Research priorities for the COVID‐19 pandemic and beyond: A call to action for psychological science

Daryl O'Connor, John Aggleton , Bhismadev Chakrabarti , Cary Cooper, Cathy Creswell , Sandra Dunsmuir, Susan Fiske , Susan Gathercole, Brendan Gough , Jane Ireland , Marc Jones, Adam Jowett, Carolyn Kagan, Maria Karanika‐Murray , Linda Kaye, Veena Kumari , Stephan Lewandowsky, Stafford Lightman, Debra Malpass , Elizabeth MeinsPaul Morgan , Lisa Morrison Coulthard, Stephen Reicher, Daniel Schacter, Susan Sherman, Victoria Simms , Antony Williams , Til Wykes, Christopher Armitage

Research output: Contribution to journalArticlepeer-review

143 Citations (Scopus)
58 Downloads (Pure)

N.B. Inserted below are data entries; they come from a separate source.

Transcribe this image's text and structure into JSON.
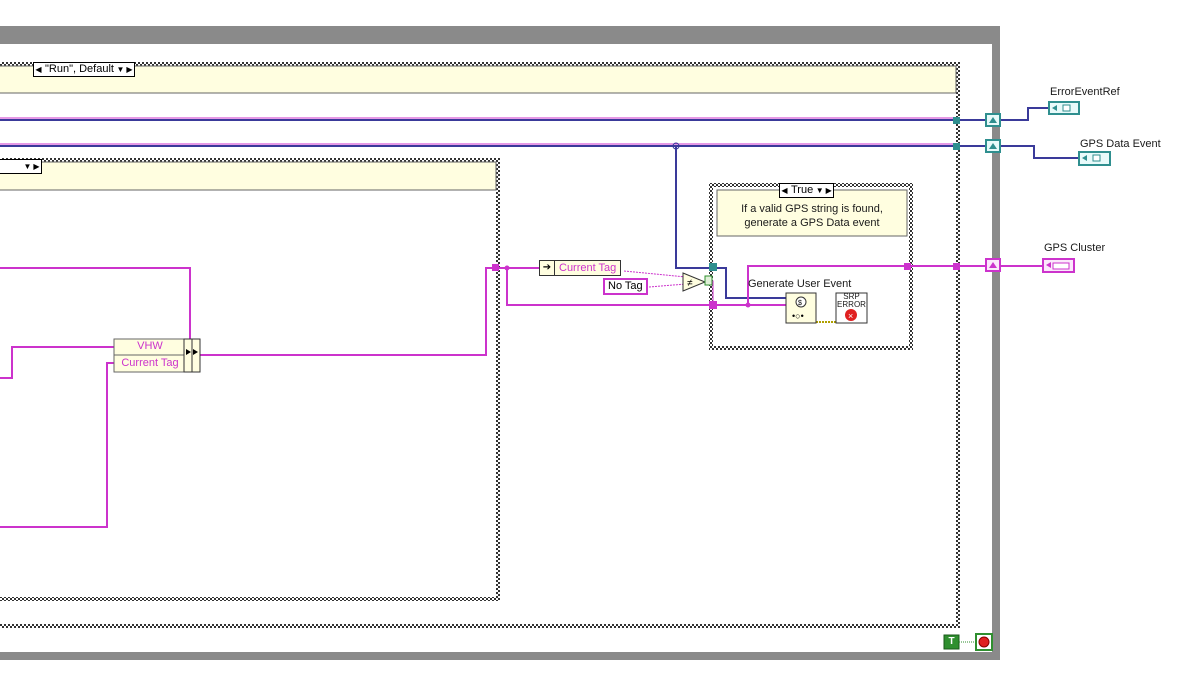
{
  "outer_case": {
    "selector_label": "\"Run\", Default"
  },
  "inner_case": {
    "selector_label": ""
  },
  "true_case": {
    "selector_label": "True",
    "comment_line1": "If a valid GPS string is found,",
    "comment_line2": "generate a GPS Data event"
  },
  "unbundle": {
    "field1": "VHW",
    "field2": "Current Tag"
  },
  "local_variable": {
    "label": "Current Tag"
  },
  "constant": {
    "value": "No Tag"
  },
  "generate_event": {
    "label": "Generate User Event"
  },
  "error_node": {
    "line1": "SRP",
    "line2": "ERROR"
  },
  "indicators": [
    {
      "label": "ErrorEventRef"
    },
    {
      "label": "GPS Data Event"
    },
    {
      "label": "GPS Cluster"
    }
  ],
  "loop_condition": {
    "t_label": "T"
  },
  "colors": {
    "wire_pink": "#cc33cc",
    "wire_blue": "#3a3a9a",
    "case_fill": "#fffee0",
    "teal": "#2f8f8f"
  }
}
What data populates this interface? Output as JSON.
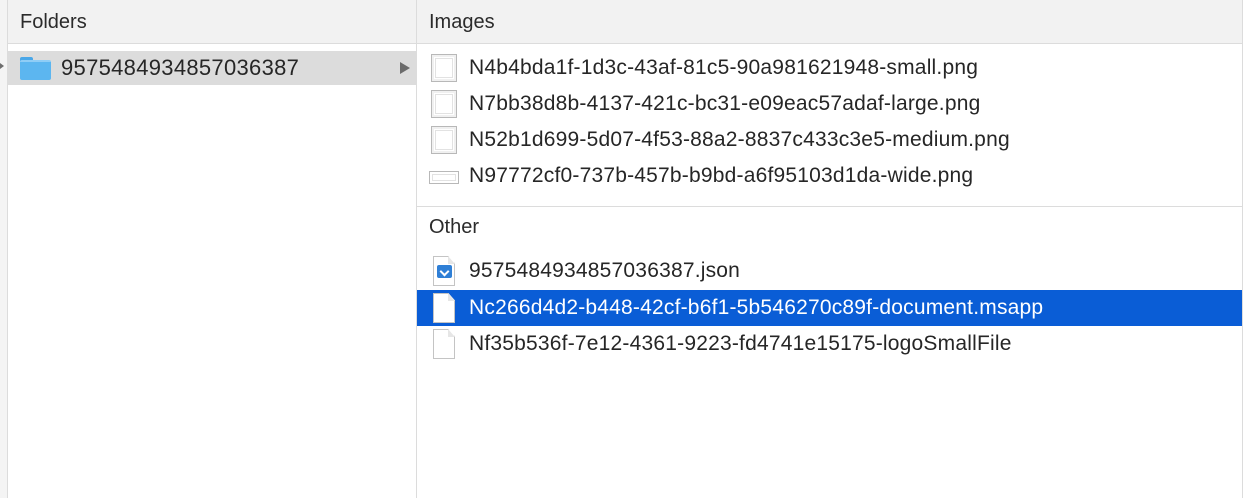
{
  "columns": {
    "folders": {
      "header": "Folders",
      "items": [
        {
          "label": "9575484934857036387",
          "icon": "folder-icon",
          "selected": true
        }
      ]
    },
    "images": {
      "header": "Images",
      "items": [
        {
          "label": "N4b4bda1f-1d3c-43af-81c5-90a981621948-small.png",
          "icon": "image-file-icon"
        },
        {
          "label": "N7bb38d8b-4137-421c-bc31-e09eac57adaf-large.png",
          "icon": "image-file-icon"
        },
        {
          "label": "N52b1d699-5d07-4f53-88a2-8837c433c3e5-medium.png",
          "icon": "image-file-icon"
        },
        {
          "label": "N97772cf0-737b-457b-b9bd-a6f95103d1da-wide.png",
          "icon": "wide-image-file-icon"
        }
      ]
    },
    "other": {
      "header": "Other",
      "items": [
        {
          "label": "9575484934857036387.json",
          "icon": "json-file-icon"
        },
        {
          "label": "Nc266d4d2-b448-42cf-b6f1-5b546270c89f-document.msapp",
          "icon": "document-file-icon",
          "selected": true
        },
        {
          "label": "Nf35b536f-7e12-4361-9223-fd4741e15175-logoSmallFile",
          "icon": "document-file-icon"
        }
      ]
    }
  },
  "colors": {
    "selection": "#0a5dd6",
    "folder_selection": "#dcdcdc",
    "folder_blue": "#5cb6f0",
    "header_bg": "#f2f2f2"
  }
}
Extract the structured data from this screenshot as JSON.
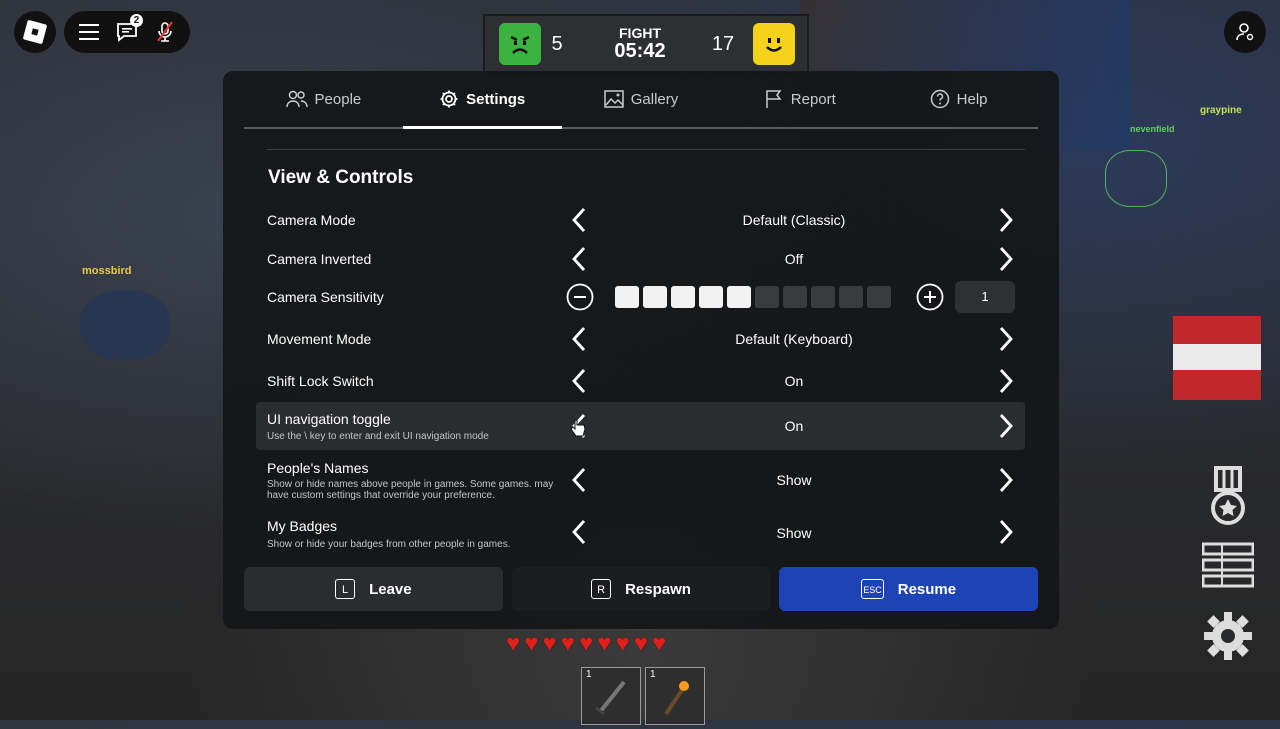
{
  "top_bar": {
    "chat_badge_count": "2"
  },
  "scoreboard": {
    "left_score": "5",
    "right_score": "17",
    "label": "FIGHT",
    "timer": "05:42"
  },
  "tabs": [
    {
      "label": "People",
      "icon": "people-icon"
    },
    {
      "label": "Settings",
      "icon": "gear-icon"
    },
    {
      "label": "Gallery",
      "icon": "image-icon"
    },
    {
      "label": "Report",
      "icon": "flag-icon"
    },
    {
      "label": "Help",
      "icon": "help-icon"
    }
  ],
  "active_tab": "Settings",
  "section": {
    "title": "View & Controls",
    "rows": [
      {
        "label": "Camera Mode",
        "value": "Default (Classic)"
      },
      {
        "label": "Camera Inverted",
        "value": "Off"
      },
      {
        "label": "Camera Sensitivity",
        "value": "1",
        "filled_segments": 5,
        "total_segments": 10
      },
      {
        "label": "Movement Mode",
        "value": "Default (Keyboard)"
      },
      {
        "label": "Shift Lock Switch",
        "value": "On"
      },
      {
        "label": "UI navigation toggle",
        "desc": "Use the \\ key to enter and exit UI navigation mode",
        "value": "On"
      },
      {
        "label": "People's Names",
        "desc": "Show or hide names above people in games. Some games. may have custom settings that override your preference.",
        "value": "Show"
      },
      {
        "label": "My Badges",
        "desc": "Show or hide your badges from other people in games.",
        "value": "Show"
      }
    ]
  },
  "actions": [
    {
      "key": "L",
      "label": "Leave"
    },
    {
      "key": "R",
      "label": "Respawn"
    },
    {
      "key": "ESC",
      "label": "Resume"
    }
  ],
  "hud": {
    "hearts": 9,
    "hotbar": [
      {
        "slot": "1",
        "item": "sword"
      },
      {
        "slot": "1",
        "item": "torch"
      }
    ]
  },
  "nametags": [
    "mossbird",
    "graypine",
    "nevenfield"
  ],
  "colors": {
    "accent_blue": "#1e43b7",
    "panel_bg": "#151619",
    "heart_red": "#e0201c",
    "green_team": "#3cb340",
    "yellow_team": "#f5d21a"
  }
}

The severe acute respiratory syndrome coronavirus‐2 (SARS‐CoV‐2) that has caused the coronavirus disease 2019 (COVID‐19) pandemic represents the greatest international biopsychosocial emergency the world has faced for a century, and psychological science has an integral role to offer in helping societies recover. The aim of this paper is to set out the shorter‐ and longer‐term priorities for research in psychological science that will (a) frame the breadth and scope of potential contributions from across the discipline; (b) enable researchers to focus their resources on gaps in knowledge; and (c) help funders and policymakers make informed decisions about future research priorities in order to best meet the needs of societies as they emerge from the acute phase of the pandemic. The research priorities were informed by an expert panel convened by the British Psychological Society that reflects the breadth of the discipline; a wider advisory panel with international input; and a survey of 539 psychological scientists conducted early in May 2020. The most pressing need is to research the negative biopsychosocial impacts of the COVID‐19 pandemic to facilitate immediate and longer‐term recovery, not only in relation to mental health, but also in relation to behaviour change and adherence, work, education, children and families, physical health and the brain, and social cohesion and connectedness. We call on psychological scientists to work collaboratively with other scientists and stakeholders, establish consortia, and develop innovative research methods while maintaining high‐quality, open, and rigorous research standards.
Original languageEnglish
Article numbere12468
Pages (from-to)603-629
Number of pages27
JournalBritish Journal of Psychology
Issue number4
Early online date19 Jul 2020
Publication statusPublished - 1 Nov 2020

Bibliographical note

© 2020 The Authors. British Journal of Psychology published by John Wiley & Sons Ltd on behalf of British Psychological Society

This is an open access article under the terms of the Creative Commons Attribution License, which permits use, distribution and reproduction in any medium, provided the original work is properly cited.


  • COVID-19
  • behaviour change
  • children
  • education
  • families
  • health
  • human development
  • mental health
  • neuroscience
  • pandemic
  • psychological science
  • psychology
  • school
  • stress
  • trauma
  • work

ASJC Scopus subject areas

  • Psychology(all)


Dive into the research topics of 'Research priorities for the COVID‐19 pandemic and beyond: A call to action for psychological science'. Together they form a unique fingerprint.

Cite this